Work instruction: With the records in front of you, set every one of them down exactly.

Task material:
- Opening Delimiter -
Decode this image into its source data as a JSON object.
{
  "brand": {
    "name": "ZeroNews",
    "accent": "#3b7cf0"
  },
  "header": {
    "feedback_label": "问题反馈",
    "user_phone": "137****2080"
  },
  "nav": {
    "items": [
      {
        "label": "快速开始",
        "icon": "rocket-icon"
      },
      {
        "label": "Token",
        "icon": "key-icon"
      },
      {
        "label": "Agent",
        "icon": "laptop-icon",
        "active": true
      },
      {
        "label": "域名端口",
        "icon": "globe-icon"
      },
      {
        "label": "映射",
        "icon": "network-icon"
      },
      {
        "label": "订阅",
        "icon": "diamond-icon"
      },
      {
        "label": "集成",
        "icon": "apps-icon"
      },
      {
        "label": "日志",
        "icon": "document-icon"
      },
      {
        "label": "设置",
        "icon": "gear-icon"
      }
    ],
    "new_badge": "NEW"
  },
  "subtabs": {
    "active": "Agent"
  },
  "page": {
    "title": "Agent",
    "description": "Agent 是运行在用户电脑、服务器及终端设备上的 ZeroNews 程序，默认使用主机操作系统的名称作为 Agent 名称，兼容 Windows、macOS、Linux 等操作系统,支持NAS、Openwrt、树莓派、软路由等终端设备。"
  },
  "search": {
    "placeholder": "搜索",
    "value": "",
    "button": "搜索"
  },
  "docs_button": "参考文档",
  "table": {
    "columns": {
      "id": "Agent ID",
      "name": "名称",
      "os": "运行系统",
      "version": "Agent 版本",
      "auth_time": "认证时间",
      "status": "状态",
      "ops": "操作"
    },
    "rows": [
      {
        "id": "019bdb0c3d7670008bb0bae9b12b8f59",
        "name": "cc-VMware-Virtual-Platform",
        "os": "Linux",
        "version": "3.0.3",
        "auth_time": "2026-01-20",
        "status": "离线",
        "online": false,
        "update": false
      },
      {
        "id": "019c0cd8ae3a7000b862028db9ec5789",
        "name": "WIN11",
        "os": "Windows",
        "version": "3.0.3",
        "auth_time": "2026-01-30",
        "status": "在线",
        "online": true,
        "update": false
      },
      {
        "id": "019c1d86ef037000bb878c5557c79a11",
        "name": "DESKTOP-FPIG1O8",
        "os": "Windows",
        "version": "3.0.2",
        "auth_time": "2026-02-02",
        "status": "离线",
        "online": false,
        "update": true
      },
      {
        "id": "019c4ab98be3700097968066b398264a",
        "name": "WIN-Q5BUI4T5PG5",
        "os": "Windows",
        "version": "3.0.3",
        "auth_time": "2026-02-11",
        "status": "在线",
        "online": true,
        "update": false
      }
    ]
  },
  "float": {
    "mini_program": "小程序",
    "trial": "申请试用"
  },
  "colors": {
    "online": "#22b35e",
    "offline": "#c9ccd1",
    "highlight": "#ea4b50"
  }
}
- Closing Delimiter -
Exercise output:
Decode this image into its source data as a JSON object.
{
  "brand": {
    "name": "ZeroNews",
    "accent": "#3b7cf0"
  },
  "header": {
    "feedback_label": "问题反馈",
    "user_phone": "137****2080"
  },
  "nav": {
    "items": [
      {
        "label": "快速开始",
        "icon": "rocket-icon"
      },
      {
        "label": "Token",
        "icon": "key-icon"
      },
      {
        "label": "Agent",
        "icon": "laptop-icon",
        "active": true
      },
      {
        "label": "域名端口",
        "icon": "globe-icon"
      },
      {
        "label": "映射",
        "icon": "network-icon"
      },
      {
        "label": "订阅",
        "icon": "diamond-icon"
      },
      {
        "label": "集成",
        "icon": "apps-icon"
      },
      {
        "label": "日志",
        "icon": "document-icon"
      },
      {
        "label": "设置",
        "icon": "gear-icon"
      }
    ],
    "new_badge": "NEW"
  },
  "subtabs": {
    "active": "Agent"
  },
  "page": {
    "title": "Agent",
    "description": "Agent 是运行在用户电脑、服务器及终端设备上的 ZeroNews 程序，默认使用主机操作系统的名称作为 Agent 名称，兼容 Windows、macOS、Linux 等操作系统,支持NAS、Openwrt、树莓派、软路由等终端设备。"
  },
  "search": {
    "placeholder": "搜索",
    "value": "",
    "button": "搜索"
  },
  "docs_button": "参考文档",
  "table": {
    "columns": {
      "id": "Agent ID",
      "name": "名称",
      "os": "运行系统",
      "version": "Agent 版本",
      "auth_time": "认证时间",
      "status": "状态",
      "ops": "操作"
    },
    "rows": [
      {
        "id": "019bdb0c3d7670008bb0bae9b12b8f59",
        "name": "cc-VMware-Virtual-Platform",
        "os": "Linux",
        "version": "3.0.3",
        "auth_time": "2026-01-20",
        "status": "离线",
        "online": false,
        "update": false
      },
      {
        "id": "019c0cd8ae3a7000b862028db9ec5789",
        "name": "WIN11",
        "os": "Windows",
        "version": "3.0.3",
        "auth_time": "2026-01-30",
        "status": "在线",
        "online": true,
        "update": false
      },
      {
        "id": "019c1d86ef037000bb878c5557c79a11",
        "name": "DESKTOP-FPIG1O8",
        "os": "Windows",
        "version": "3.0.2",
        "auth_time": "2026-02-02",
        "status": "离线",
        "online": false,
        "update": true
      },
      {
        "id": "019c4ab98be3700097968066b398264a",
        "name": "WIN-Q5BUI4T5PG5",
        "os": "Windows",
        "version": "3.0.3",
        "auth_time": "2026-02-11",
        "status": "在线",
        "online": true,
        "update": false
      }
    ]
  },
  "float": {
    "mini_program": "小程序",
    "trial": "申请试用"
  },
  "colors": {
    "online": "#22b35e",
    "offline": "#c9ccd1",
    "highlight": "#ea4b50"
  }
}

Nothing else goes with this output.